If the strike of 1994 taught us anything, it's that baseball should be left to the pros. While Billy Crystal's recent appearance with the Yankees gave washed-up actors everywhere a renewed hope of actually making it big in the majors, just as he swung out, Hollywood totally whiffs when it comes to believable baseball players.
5-Kit Keller: A League of Their Own
I know making fun of Lori Petty is like shooting fish in a teaspoon of water, but sometimes you just can't help yourself. When a baseball movie comes up inevitably "A League of Their Own" will make an appearance in conversation. Granted, this movie offers a veritable smorgasbord of potential characters just waiting to be skewered by OMGLists. However, the rule of comedy stands that every time you are presented with an opportunity to rag on Lori Petty you take it. So here we are with Lori Petty making the half-assed attempt at pitching in the woman's league of national baseball and even in this "gimme" of a role she still sucks. She was actually MORE believable as Tank Girl or Keanu Reeves surfing girlfriend in "Point Break." She can't throw a ball to save her life and she whines like a baby during the entire movie and if it weren't for her talented sis, the talentless Keller would never have even gotten a chance in the ladies league. Hell, Rosie manages to pull off the girlie uniform better than poor Lori. Even if women did play in the MLB, Lori would be putting her skills to use by riding the pine in the dugout.
4-Steve Nebraska: The Scout
First off we've got a white boy playing stick ball in Mexico. If you don't see something strange about that, just take your Spring Break and spend it in places where the locals actually dwell--you'll come to your senses pretty soon enough. Second, the guy's record just doesn't make sense no matter how many "vitamins" or "natural enhancements" one might take. Anyway, the guy gets recruited to the Yankees and pitches a perfect game during Game 1 of the World Series (his first game), striking out every player in three pitches. Plus the kid's got a consistent 100 mph fast ball and could strike out some of the best players in the 90's. Even Roger "My Neck Is Naturally Twice The Size Of My Head" Clemens didn't manage that feat. Brendan should stick to being a caveman or mummy-killer and leave the no-hitters to those with actual talent.
3-Roy Hobbs: The Natural
Had Robert Redford been an actual player I'd have been his biggest fan but since that's pretty darn unlikely we have to take his character at face value with a freakin' boulder of salt. He knocks the cover off the ball on one of his first tries at bat and he manages to fight through his final inning after being shot in the fucking stomach. In the real majors, we have Sammy Sosa, who missed a game because he threw his back out during a sneeze, and Ken Griffey Jr., who sat out a game because his protective cup pinched his balls. No real-life baseball player has that combo of physical strength and heart. Except maybe Ron Santo.
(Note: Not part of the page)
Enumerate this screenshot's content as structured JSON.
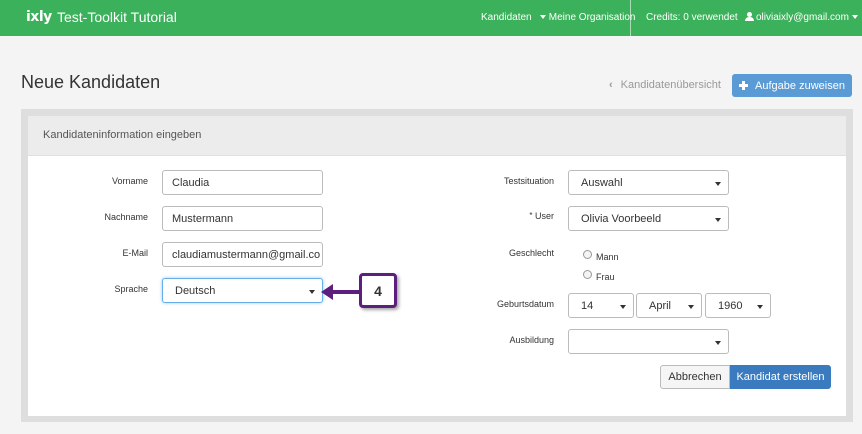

2-Animals: Air Bud and Ed
At least the above-mentioned characters were bi-pedal and had the mental capacity to understand the fine nuances of a good game of baseball (e.g. "Chicks dig the long ball"). When it comes to animals playing the game however, my ability to suspend my disbelief goes out the window faster than a pinch runner steals second. The "Air Bud" series continued its straight-to-DVD streak with "The Seventh Inning Fetch" wherein the beloved Bud teaches his owner's sister that anyone, yes even those covered in fur, can play baseball. The sad thing is that this is only slightly more believable than Matt LeBlanc's eponymous monkey in "Ed" who seems to hold the key to staying focused and tosses fastballs rather than his feces. Thankfully, the "animals playing sports" subgenre seems to have died and the monkey and dog actors of Hollywood can go back to starring in cop-buddy movies.
1-Henry Rowengartner: Rookie of the Year
Who knew that breaking your arm could lead to such a lucky break? The prepubescent Henry, who sucks even for his little league team, busts his arm and it heals so freakishly that he is then able to put heaters by everyone and anyone he comes up against. He's soon recruited to the MLB (who have no problem hiring a kid, much like the NBA) and manages to keep his spotless record until--can you believe it--the last 10 minutes of the movie when his arm suddenly goes back to normal! How does he solve this pesky dilemma? Why he does what any other professional pitcher does-relies not on his grab-bag of other throws and speeds, but takes his mom's advice and throws an underhand pitch to the awaiting grisly bear of a batter. And wouldn't you just know it, he strikes the guy out! The only thing more implausible than his injury and that ending is having Gary Busey playing a completely normal functioning ballplayer. Which this movie also has.